You will not get through your career as a photographer without someone asking you to donate your work or a photo session to an auction. I have several people that ask me to donate photography for their auctions every year. When I first started getting requests, I said yes to anyone who asked me to donate for an auction because I was still developing my business. Giving back to your community is very important; however, there a few guidelines you should follow when you contribute your work to an auction.
- Donating a photography session is a great way to find potential clients. Just don’t say yes to every auction that comes your way. If you give away too many donated sessions, you will not make a profit for your business. Choose a charity or organization that is personally important to you and only give back to those causes. I only donate my work to two or three auctions every year because I have supported those organizations for special reasons.
- Be very specific with your donated gift certificate. Always include an expiration date. Make sure your wording is exactly how you want it to be displayed.
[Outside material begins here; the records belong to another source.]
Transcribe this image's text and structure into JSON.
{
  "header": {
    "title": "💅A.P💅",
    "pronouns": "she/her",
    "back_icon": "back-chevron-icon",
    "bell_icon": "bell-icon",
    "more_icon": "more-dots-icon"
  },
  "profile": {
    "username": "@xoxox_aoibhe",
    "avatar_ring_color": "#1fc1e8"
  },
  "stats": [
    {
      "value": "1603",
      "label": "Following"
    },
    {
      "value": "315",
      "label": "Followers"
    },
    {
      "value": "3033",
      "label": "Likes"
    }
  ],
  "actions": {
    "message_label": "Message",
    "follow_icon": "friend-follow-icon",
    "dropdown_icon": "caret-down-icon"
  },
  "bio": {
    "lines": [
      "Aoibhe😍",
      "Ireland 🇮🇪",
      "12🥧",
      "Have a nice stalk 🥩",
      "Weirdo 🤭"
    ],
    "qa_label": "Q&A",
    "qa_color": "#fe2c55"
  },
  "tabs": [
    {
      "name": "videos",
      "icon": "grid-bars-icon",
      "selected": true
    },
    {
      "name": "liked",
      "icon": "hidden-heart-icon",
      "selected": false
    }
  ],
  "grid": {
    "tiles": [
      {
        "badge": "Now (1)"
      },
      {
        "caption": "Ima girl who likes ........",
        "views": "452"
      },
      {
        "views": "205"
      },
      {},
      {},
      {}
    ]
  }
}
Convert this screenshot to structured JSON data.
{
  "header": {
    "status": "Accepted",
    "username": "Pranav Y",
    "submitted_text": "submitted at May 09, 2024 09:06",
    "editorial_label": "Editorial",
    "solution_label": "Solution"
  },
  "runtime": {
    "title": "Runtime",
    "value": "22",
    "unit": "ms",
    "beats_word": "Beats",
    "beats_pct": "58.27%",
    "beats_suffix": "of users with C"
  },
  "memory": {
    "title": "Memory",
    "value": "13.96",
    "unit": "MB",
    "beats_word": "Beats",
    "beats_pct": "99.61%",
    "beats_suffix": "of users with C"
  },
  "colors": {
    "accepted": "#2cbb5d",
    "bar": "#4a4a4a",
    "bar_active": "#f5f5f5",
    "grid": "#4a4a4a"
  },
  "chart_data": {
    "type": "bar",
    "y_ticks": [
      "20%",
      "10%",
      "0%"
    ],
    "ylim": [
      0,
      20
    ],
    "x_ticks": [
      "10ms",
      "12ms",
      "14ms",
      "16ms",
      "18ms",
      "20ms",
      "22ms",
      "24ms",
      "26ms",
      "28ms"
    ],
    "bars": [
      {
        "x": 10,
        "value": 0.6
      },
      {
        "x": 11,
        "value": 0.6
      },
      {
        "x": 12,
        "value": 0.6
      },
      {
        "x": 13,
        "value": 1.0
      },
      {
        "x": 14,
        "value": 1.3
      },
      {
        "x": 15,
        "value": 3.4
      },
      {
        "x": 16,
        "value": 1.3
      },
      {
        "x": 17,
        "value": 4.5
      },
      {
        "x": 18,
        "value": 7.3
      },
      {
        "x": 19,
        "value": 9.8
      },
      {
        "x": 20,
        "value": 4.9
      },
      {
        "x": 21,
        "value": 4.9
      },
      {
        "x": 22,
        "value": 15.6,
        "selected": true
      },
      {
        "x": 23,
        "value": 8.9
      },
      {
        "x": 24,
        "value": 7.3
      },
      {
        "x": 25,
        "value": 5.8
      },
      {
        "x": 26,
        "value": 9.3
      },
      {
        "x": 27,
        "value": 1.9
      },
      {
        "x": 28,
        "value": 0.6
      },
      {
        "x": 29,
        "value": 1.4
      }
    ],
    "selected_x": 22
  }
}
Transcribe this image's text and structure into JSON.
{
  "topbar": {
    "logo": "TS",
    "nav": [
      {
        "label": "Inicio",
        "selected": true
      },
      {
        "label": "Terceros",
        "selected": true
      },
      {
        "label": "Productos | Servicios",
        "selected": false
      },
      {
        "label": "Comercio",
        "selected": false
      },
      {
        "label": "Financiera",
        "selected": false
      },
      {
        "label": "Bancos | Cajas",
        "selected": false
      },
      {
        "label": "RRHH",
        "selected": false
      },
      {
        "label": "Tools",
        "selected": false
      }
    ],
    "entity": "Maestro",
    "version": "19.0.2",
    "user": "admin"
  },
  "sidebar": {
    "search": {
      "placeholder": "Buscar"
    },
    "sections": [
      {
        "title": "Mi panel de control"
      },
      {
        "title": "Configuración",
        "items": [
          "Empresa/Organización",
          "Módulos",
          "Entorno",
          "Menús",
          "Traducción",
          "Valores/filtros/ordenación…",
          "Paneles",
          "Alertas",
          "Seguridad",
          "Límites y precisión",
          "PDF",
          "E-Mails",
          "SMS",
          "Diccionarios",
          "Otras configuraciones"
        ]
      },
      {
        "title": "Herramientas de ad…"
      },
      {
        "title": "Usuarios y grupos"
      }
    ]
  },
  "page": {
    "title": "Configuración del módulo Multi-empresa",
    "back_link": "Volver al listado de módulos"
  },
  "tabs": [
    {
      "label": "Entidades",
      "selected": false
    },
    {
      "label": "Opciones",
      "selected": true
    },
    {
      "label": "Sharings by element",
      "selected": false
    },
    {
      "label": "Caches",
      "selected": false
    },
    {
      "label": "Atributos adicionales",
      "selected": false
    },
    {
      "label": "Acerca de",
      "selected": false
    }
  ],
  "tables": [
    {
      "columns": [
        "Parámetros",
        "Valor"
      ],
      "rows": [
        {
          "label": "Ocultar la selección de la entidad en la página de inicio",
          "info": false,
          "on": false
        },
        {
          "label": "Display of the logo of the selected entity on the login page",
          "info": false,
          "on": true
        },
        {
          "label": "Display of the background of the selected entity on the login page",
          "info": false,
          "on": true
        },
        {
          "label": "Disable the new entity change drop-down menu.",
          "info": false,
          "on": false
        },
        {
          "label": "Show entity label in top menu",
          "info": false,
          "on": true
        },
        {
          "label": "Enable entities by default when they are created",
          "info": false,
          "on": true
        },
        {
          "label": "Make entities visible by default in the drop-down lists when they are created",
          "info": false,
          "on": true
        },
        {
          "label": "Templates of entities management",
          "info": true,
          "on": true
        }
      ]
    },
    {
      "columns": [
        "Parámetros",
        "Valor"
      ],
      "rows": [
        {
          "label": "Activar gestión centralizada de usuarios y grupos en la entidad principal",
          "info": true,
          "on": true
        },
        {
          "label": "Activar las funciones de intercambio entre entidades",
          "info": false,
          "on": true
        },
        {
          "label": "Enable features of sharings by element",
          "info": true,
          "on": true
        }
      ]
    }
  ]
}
I donated a senior photo session to an auction at a local high school that my husband and I support. Instead of the senior session, the winner wanted to have a family photo shoot. I usually say no to this type of request, but I was able to work it out with the winner, who ended up being someone I personally knew. However, now when I donate to an auction, I always write “no exchanges or substitutions” on the certificate. The client only receives what is stated on the certificate. This doesn’t mean the winner won’t ask for a different kind of session instead. It is your personal choice on whether you want to make that exchange for the client. In addition, double check with the director of the auction to make sure your session certificate matches the bid sheet before the event. During a recent auction, the director assumed I was giving away the same session that I did the year before and didn’t read my session I was giving away for this year’s auction. Therefore, there was confusion on what the session winner was receiving from me. Thankfully, the winner didn’t have a problem. However, not everyone will be as understanding.
- If you have the opportunity, go look at the space where your auction item will be located. If it isn’t a good space, ask the person in charge if you can display your session and work in a better spot. I donate to an auction every year that raises money for a preschool program. The director of the preschool always gives me enough space to display at least four or five framed prints of my work, along with room for my business cards. Make sure you have plenty of space to display your work so potential clients can get a sense of your style of photography.
- If the auction is not online, be present at the auction if possible and stand next to your display. I do my best to attend each auction so I can meet and talk with potential clients. At a recent auction, I stood next to my display and spoke to everyone that walked by. The more I spoke to people, the more interest I had with them writing down a bid to win my family photo session. If a family didn’t win the session, they still took a business card with them, which is still a chance for me to build my business with new clients. I also spoke to families after the auction, made sure they had a business card, and encouraged them to contact me to set up a session.
I always love speaking to families and potential clients at auctions. They are a great way to promote your business, increase your profits, and donate your work and skills to a cause that is important to you. Following these steps will insure a successful donation for your business!
I am a natural light photographer who loves to capture special memories for my clients. I specialize in engagements, high school seniors and most recently weddings. However, my favorite subject to shoot are families and children. Taking pictures of kids always puts a smile on my face.I received my B.F.A. from Brenau University in 2005 and my master's in education in December 2013 from the University of Tennessee at Chattanooga. I started taking photos of my friends and family and it developed into a business. I love reading, volunteering, and spending time with my husband when I'm not shooting. My website | Facebook page